But the threat of a thousand impeachments notwithstanding, Long later built his own invisible oil empire: In 1934, while he was a senator, he and his political associates formed the Win or Lose Corp. The company -- which had a reputation of never losing -- bought up state mineral leases and resold them to oil companies at a healthy profit, while keeping a share for itself. Although Long died in 1935, his family and friends received royalties for decades.
This dividend came at a price for the rest of Louisiana. The oil leases Long and his associates sold were generally in wetlands; in the process of tapping the oil and gas below, oil companies built a sprawling network of roads and canals, leaving behind a trail of damaged marshes. Wildcat wells came to dot the state's landscape, and refineries and port facilities followed. Today, thousands of wells have been drilled within three miles of the far-from-pristine shoreline.
But it was a price Louisianans went along with: Since oil was first discovered there, the state has produced 159.5 trillion cubic feet of natural gas and 17.5 billion barrels of oil, according to the Louisiana Department of Natural Resources. That's as much oil as the entire United States has produced over the past nine years.
Americans may be torn up by the BP oil spill and its destruction of the Gulf of Mexico's natural habitat -- and torn up we should be -- but that habitat has not been pristine for decades. In many ways, Louisiana made its deal with the devil long ago.
And what a bad deal it was. Long before the oil spill, the state's embrace of the petroleum industry cast it under what economists call "the resource curse": the paradox that countries rich in minerals or petroleum tend to grow more slowly and have lower living standards than other nations. Simply put, Louisiana is the closest thing America has to a petro-state.
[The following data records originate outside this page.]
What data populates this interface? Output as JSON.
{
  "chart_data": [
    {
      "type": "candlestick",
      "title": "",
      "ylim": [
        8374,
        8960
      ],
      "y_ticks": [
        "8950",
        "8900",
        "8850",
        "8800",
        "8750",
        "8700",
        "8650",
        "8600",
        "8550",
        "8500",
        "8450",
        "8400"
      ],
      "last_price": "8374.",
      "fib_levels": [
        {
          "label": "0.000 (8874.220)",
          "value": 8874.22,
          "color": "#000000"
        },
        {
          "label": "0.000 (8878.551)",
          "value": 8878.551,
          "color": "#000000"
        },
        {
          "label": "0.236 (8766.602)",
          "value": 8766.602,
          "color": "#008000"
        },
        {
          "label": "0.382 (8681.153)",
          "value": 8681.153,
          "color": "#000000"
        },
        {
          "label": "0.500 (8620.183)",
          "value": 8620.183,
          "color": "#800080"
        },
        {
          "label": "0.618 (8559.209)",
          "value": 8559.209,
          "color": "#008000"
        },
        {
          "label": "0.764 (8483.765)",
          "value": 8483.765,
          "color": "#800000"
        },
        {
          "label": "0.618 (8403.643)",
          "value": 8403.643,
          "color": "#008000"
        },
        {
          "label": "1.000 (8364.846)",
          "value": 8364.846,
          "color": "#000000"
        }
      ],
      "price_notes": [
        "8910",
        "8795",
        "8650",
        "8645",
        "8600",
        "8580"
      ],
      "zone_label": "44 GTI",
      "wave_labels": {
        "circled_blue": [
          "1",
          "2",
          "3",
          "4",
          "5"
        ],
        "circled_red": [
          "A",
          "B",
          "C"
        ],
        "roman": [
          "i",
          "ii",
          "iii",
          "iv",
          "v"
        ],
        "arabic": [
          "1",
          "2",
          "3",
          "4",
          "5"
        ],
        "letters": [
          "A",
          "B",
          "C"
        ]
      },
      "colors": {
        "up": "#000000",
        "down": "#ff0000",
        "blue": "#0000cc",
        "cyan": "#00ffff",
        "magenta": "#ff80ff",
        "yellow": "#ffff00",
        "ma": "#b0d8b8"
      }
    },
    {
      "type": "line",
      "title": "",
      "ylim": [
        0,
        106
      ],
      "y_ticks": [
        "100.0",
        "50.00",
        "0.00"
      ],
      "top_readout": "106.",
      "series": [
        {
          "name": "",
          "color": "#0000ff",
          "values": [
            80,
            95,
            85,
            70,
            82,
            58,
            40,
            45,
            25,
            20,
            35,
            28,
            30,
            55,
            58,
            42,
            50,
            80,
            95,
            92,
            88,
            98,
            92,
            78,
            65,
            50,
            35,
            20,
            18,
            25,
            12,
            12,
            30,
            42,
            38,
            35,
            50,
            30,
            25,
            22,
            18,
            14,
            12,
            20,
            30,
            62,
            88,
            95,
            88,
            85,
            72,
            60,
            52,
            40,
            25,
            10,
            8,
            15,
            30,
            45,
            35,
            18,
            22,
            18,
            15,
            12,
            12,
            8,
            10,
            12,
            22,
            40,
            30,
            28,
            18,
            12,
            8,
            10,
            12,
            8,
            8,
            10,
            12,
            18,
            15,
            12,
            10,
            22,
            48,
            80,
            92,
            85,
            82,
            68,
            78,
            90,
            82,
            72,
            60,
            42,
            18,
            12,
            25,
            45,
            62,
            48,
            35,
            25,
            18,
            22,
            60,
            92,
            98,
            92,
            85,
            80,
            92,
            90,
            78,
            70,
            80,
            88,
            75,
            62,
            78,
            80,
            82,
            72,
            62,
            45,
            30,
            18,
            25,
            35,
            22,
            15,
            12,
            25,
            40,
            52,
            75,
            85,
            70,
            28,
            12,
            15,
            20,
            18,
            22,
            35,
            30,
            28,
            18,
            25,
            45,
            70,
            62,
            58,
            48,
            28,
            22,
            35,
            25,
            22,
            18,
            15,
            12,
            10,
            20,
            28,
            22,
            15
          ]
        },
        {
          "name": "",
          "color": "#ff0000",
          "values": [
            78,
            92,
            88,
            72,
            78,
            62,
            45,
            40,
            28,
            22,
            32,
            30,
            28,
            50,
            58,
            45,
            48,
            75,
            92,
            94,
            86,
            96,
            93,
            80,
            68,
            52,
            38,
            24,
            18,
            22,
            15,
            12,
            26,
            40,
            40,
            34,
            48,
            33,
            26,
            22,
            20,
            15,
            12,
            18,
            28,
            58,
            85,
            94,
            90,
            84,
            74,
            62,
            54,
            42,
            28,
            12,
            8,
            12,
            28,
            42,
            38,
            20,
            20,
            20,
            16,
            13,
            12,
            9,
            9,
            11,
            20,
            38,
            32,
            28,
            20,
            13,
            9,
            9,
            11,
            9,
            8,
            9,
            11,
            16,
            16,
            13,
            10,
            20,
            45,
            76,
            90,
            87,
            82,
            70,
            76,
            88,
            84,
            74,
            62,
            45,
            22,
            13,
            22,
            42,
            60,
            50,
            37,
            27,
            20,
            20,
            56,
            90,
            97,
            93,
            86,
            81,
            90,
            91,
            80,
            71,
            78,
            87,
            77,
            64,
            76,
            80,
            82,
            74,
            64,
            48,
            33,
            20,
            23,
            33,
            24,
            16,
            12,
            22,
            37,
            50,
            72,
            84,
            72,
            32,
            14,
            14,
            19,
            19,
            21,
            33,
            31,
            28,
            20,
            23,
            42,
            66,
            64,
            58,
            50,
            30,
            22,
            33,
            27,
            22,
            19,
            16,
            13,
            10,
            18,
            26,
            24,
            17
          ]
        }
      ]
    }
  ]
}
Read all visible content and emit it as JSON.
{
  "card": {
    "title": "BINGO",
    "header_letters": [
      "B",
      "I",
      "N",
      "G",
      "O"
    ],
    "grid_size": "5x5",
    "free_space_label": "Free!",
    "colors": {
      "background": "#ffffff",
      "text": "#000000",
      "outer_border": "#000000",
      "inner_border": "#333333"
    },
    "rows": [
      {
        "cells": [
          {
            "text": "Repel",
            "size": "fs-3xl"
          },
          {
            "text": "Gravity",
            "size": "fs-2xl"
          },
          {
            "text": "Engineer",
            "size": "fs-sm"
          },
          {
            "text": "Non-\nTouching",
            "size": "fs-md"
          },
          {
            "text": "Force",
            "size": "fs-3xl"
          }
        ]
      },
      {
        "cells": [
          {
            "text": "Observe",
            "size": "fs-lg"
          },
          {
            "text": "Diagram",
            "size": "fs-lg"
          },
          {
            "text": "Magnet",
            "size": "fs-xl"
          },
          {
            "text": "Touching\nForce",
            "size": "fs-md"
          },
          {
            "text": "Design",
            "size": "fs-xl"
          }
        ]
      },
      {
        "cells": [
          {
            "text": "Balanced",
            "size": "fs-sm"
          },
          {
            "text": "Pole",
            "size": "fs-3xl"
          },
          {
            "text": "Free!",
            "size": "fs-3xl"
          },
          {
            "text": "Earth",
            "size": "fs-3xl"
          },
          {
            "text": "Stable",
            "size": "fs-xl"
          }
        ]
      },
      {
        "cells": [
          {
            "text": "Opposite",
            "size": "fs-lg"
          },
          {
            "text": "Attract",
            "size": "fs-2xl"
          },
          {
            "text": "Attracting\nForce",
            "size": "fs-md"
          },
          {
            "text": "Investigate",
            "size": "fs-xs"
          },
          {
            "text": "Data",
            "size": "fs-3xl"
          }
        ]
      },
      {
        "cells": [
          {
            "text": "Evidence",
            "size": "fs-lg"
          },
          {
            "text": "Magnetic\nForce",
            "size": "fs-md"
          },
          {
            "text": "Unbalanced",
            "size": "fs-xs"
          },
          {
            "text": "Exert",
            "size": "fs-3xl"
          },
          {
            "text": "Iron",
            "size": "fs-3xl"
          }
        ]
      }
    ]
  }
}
Instead of blessing Louisiana with prosperity, the oil industry fostered dependency, corruption and an indifference to environmental damage. Our Cajun sheikdom's oil and gas riches -- like those of the Niger Delta, the Orinoco belt in Venezuela and the Iraqi marshes -- also stunted its development, leaving it far behind states with fewer natural resources.
According to the Census Bureau and Harvard University health data, Louisiana ranks 49th among the states in life expectancy, has the second-highest rate of infant mortality, comes in fourth in violent crime, ranks 46th in percentage of people older than 25 with college degrees, and ties for second in percentage of people living below the poverty line.
Oil riches didn't create these problems, of course, but it is striking that they didn't ameliorate them. "We've always been a plantation state," said Oliver Houck, an environmental law professor at Tulane University. "What oil and gas did is replace the agricultural plantation culture with an oil and gas plantation culture."
Even though Louisiana's oil and gas production peaked in 1970 and many companies moved their offices to Houston, refineries, oil import facilities on the coast and a web of thousands of miles of pipelines continue to make the industry a powerful force in the state. It is embedded in Louisiana's mental and economic infrastructure, and remains one of its leading employers. The recent development of shale gas in the northern, poorer part of the state will bolster its influence even further.
All this explains why, even as the oil spill threatens Louisiana's tourism, fisheries and shoreline, local politicians have continued to speak up on behalf of continued offshore drilling: They, and their state, are addicted to oil.